Page and application data records:

****************

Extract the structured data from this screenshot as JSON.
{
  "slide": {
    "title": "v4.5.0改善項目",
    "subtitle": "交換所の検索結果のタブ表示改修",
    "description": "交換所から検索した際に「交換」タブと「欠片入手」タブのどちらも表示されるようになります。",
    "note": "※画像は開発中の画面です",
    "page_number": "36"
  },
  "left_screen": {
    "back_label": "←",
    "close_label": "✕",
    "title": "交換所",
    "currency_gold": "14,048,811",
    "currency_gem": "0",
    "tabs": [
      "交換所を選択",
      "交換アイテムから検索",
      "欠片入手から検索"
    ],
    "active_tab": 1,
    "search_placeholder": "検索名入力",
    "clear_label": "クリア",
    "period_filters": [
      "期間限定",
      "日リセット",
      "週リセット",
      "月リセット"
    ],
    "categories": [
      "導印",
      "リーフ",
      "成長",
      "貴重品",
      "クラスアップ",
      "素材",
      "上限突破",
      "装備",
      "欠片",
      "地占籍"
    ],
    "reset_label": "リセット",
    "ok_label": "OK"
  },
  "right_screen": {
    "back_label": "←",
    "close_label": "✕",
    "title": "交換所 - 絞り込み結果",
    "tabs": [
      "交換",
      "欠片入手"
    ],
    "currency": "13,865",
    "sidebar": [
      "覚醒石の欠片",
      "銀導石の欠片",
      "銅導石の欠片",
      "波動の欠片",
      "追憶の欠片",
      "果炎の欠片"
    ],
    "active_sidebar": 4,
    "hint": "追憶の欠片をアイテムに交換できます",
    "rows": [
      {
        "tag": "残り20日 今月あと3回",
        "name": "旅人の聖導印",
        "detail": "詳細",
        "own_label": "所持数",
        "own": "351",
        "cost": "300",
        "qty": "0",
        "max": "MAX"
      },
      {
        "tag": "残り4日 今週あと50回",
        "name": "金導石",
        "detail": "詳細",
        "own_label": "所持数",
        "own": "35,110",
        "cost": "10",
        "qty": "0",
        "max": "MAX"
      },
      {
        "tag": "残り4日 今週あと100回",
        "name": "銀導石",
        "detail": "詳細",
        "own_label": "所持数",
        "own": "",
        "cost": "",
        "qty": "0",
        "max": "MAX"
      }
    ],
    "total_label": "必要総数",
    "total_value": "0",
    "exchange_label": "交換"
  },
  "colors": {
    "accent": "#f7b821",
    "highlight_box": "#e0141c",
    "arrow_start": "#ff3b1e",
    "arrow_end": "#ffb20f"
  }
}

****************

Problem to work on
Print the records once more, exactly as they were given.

Reply
Extract the structured data from this screenshot as JSON.
{
  "slide": {
    "title": "v4.5.0改善項目",
    "subtitle": "交換所の検索結果のタブ表示改修",
    "description": "交換所から検索した際に「交換」タブと「欠片入手」タブのどちらも表示されるようになります。",
    "note": "※画像は開発中の画面です",
    "page_number": "36"
  },
  "left_screen": {
    "back_label": "←",
    "close_label": "✕",
    "title": "交換所",
    "currency_gold": "14,048,811",
    "currency_gem": "0",
    "tabs": [
      "交換所を選択",
      "交換アイテムから検索",
      "欠片入手から検索"
    ],
    "active_tab": 1,
    "search_placeholder": "検索名入力",
    "clear_label": "クリア",
    "period_filters": [
      "期間限定",
      "日リセット",
      "週リセット",
      "月リセット"
    ],
    "categories": [
      "導印",
      "リーフ",
      "成長",
      "貴重品",
      "クラスアップ",
      "素材",
      "上限突破",
      "装備",
      "欠片",
      "地占籍"
    ],
    "reset_label": "リセット",
    "ok_label": "OK"
  },
  "right_screen": {
    "back_label": "←",
    "close_label": "✕",
    "title": "交換所 - 絞り込み結果",
    "tabs": [
      "交換",
      "欠片入手"
    ],
    "currency": "13,865",
    "sidebar": [
      "覚醒石の欠片",
      "銀導石の欠片",
      "銅導石の欠片",
      "波動の欠片",
      "追憶の欠片",
      "果炎の欠片"
    ],
    "active_sidebar": 4,
    "hint": "追憶の欠片をアイテムに交換できます",
    "rows": [
      {
        "tag": "残り20日 今月あと3回",
        "name": "旅人の聖導印",
        "detail": "詳細",
        "own_label": "所持数",
        "own": "351",
        "cost": "300",
        "qty": "0",
        "max": "MAX"
      },
      {
        "tag": "残り4日 今週あと50回",
        "name": "金導石",
        "detail": "詳細",
        "own_label": "所持数",
        "own": "35,110",
        "cost": "10",
        "qty": "0",
        "max": "MAX"
      },
      {
        "tag": "残り4日 今週あと100回",
        "name": "銀導石",
        "detail": "詳細",
        "own_label": "所持数",
        "own": "",
        "cost": "",
        "qty": "0",
        "max": "MAX"
      }
    ],
    "total_label": "必要総数",
    "total_value": "0",
    "exchange_label": "交換"
  },
  "colors": {
    "accent": "#f7b821",
    "highlight_box": "#e0141c",
    "arrow_start": "#ff3b1e",
    "arrow_end": "#ffb20f"
  }
}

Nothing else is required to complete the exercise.